Like many of the festival’s performers, Christina Shadburn of Palmdale, who dances as Desdemona, considers herself to be part of the Goth fold and appreciates that the festival showcases Gothic Belly Dance style in all its variations—not just Gothic tribal fusion, but also Gothic-style cabaret and Gothic-style folkloric belly dance.
“It embraces all forms of belly dance, with a unifying theme of ‘Goth,’ she says. “It’s the idea of adding a little more drama to your performance, setting a scene, telling a story, etc.”
The opportunity to explore that sense of drama and emotional intensity also appeals to dancers who enjoy Gothic Belly Dance even if they don’t fully immerse themselves in the Goth movement, such as Najma, a dancer who performed a duet—Naji Noire—with her dance partner, Taji.
“I’m not a Goth—I just like the music, the romance and the aesthetics of the subgenre,” Najma says. “This means that I have to do careful research when planning a performance, so that I can show respect for and understanding of the culture just as I do for Middle Eastern dance performances.”
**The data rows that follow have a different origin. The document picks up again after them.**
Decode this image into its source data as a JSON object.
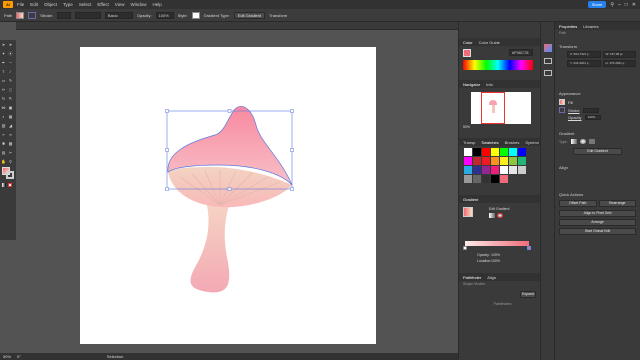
{
  "menu": {
    "logo": "Ai",
    "items": [
      "File",
      "Edit",
      "Object",
      "Type",
      "Select",
      "Effect",
      "View",
      "Window",
      "Help"
    ],
    "share": "Share"
  },
  "control": {
    "object_type": "Path",
    "stroke_label": "Stroke:",
    "brush": "Basic",
    "opacity_label": "Opacity:",
    "opacity_value": "100%",
    "style_label": "Style:",
    "gradient_type_label": "Gradient Type:",
    "edit_gradient": "Edit Gradient",
    "transform_label": "Transform"
  },
  "status": {
    "zoom": "50%",
    "angle": "0°",
    "tool": "Selection"
  },
  "color_panel": {
    "tabs": [
      "Color",
      "Color Guide"
    ],
    "hex": "F06C78"
  },
  "navigator": {
    "tabs": [
      "Navigator",
      "Info"
    ],
    "zoom": "50%"
  },
  "swatches": {
    "tabs": [
      "Transp",
      "Swatches",
      "Brushes",
      "Symbol"
    ],
    "colors": [
      "#ffffff",
      "#000000",
      "#ff0000",
      "#ffff00",
      "#00ff00",
      "#00ffff",
      "#0000ff",
      "#ff00ff",
      "#c1272d",
      "#ed1c24",
      "#f7931e",
      "#fcee21",
      "#8cc63f",
      "#22b573",
      "#29abe2",
      "#2e3192",
      "#93278f",
      "#ed1e79",
      "#ffffff",
      "#e6e6e6",
      "#cccccc",
      "#999999",
      "#666666",
      "#333333",
      "#000000",
      "#f06c78"
    ]
  },
  "gradient_panel": {
    "title": "Gradient",
    "edit_gradient": "Edit Gradient",
    "opacity_label": "Opacity:",
    "opacity_value": "100%",
    "location_label": "Location:",
    "location_value": "100%"
  },
  "pathfinder": {
    "tabs": [
      "Pathfinder",
      "Align"
    ],
    "shape_modes": "Shape Modes:",
    "expand": "Expand",
    "pathfinders": "Pathfinders:"
  },
  "properties": {
    "tabs": [
      "Properties",
      "Libraries"
    ],
    "path_label": "Path",
    "transform": "Transform",
    "x": "X: 504.7321 p",
    "y": "Y: 231.6201 p",
    "w": "W: 157.38 pt",
    "h": "H: 176.3621 p",
    "appearance": "Appearance",
    "fill": "Fill",
    "stroke": "Stroke",
    "opacity": "Opacity",
    "opacity_value": "100%",
    "gradient": "Gradient",
    "type": "Type:",
    "edit_gradient": "Edit Gradient",
    "align": "Align",
    "quick_actions": "Quick Actions",
    "offset_path": "Offset Path",
    "rearrange": "Rearrange",
    "align_pixel": "Align to Pixel Grid",
    "arrange": "Arrange",
    "start_global_edit": "Start Global Edit"
  }
}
To help participants who are new to the movement or interested in attaining a deeper understanding, the festival’s organizers included in the lineup of dance-related workshops a two-hour “Understanding the Gothic Scene” session for dancers and non-dancers, which covered various subcategories of the movement, such as romantic, industrial and death rock, as well as tips on creating an appropriate stage presence.
This year also saw the addition of Motif, an experimental gathering for Gothla US participants that blended music, dance and ritual. It was billed as a communal interaction, not a performance.
“Not only did we have two of the most knowledgeable trance facilitators in our midst, but also four remarkably talented and culturally significant musicians among us as well,” Sashi says. “The opportunity to walk away from Motif having experienced a transcendent spiritual, musical and physical experience was one of a kind and remarkably invaluable. You can count on Motif being a mainstay component at Gothla US for years to come.”
Something else Gothla US attendees can expect in the future is an extra day of shopping and onsite food concessions, she adds.
Next year’s event is tentatively scheduled for March 5-7 at the same location, Cal Poly Pomona.
To some great pictures and video taken at last year's event, check here.